**Task item:** A line qualifies if it holds the string "name". Copy every qualifying line from the records.
----------
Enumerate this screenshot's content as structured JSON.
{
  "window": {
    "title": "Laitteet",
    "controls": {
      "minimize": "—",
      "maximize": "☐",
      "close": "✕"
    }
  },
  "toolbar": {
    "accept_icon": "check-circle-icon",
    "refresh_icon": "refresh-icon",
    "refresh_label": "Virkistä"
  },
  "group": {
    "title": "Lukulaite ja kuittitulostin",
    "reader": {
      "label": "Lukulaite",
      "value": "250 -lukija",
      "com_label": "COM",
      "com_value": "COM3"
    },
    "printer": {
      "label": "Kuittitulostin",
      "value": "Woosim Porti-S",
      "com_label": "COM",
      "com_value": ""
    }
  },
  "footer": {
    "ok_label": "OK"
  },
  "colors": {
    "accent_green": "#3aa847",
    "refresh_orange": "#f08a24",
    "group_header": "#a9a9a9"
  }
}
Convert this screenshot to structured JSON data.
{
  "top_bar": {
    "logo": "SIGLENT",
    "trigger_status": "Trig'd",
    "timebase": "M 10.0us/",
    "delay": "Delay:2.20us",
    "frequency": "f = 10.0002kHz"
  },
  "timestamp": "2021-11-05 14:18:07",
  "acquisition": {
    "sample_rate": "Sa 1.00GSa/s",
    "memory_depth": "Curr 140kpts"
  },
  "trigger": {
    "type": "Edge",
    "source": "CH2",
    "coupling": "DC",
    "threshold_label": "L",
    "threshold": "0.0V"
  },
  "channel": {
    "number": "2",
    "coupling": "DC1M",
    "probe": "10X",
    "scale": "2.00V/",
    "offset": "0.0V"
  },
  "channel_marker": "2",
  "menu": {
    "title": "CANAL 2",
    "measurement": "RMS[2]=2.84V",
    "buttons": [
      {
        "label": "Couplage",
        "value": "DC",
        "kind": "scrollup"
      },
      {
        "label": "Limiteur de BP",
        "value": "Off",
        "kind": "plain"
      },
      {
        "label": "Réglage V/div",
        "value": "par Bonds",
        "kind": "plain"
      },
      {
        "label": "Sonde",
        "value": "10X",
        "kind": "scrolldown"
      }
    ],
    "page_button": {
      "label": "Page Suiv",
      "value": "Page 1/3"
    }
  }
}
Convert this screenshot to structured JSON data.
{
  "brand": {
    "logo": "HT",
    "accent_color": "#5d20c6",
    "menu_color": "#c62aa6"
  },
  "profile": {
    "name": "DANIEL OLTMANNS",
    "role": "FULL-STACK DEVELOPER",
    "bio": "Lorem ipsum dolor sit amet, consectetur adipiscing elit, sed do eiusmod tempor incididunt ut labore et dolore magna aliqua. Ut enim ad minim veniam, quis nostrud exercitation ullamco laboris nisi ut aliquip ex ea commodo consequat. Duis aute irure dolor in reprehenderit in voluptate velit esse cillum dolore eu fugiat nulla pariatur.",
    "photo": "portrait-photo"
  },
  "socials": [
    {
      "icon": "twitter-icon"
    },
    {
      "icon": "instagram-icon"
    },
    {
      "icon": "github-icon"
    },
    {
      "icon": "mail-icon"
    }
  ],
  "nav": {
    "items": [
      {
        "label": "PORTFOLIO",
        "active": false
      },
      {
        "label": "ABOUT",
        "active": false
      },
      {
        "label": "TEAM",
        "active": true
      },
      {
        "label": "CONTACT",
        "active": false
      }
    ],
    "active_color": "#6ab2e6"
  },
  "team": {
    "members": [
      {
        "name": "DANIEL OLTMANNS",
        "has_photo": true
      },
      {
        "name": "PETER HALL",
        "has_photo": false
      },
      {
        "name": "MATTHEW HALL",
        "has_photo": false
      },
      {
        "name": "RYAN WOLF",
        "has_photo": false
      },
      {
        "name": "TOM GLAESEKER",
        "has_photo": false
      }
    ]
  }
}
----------
**Response box:**
    "name": "DANIEL OLTMANNS",
        "name": "DANIEL OLTMANNS",
        "name": "PETER HALL",
        "name": "MATTHEW HALL",
        "name": "RYAN WOLF",
        "name": "TOM GLAESEKER",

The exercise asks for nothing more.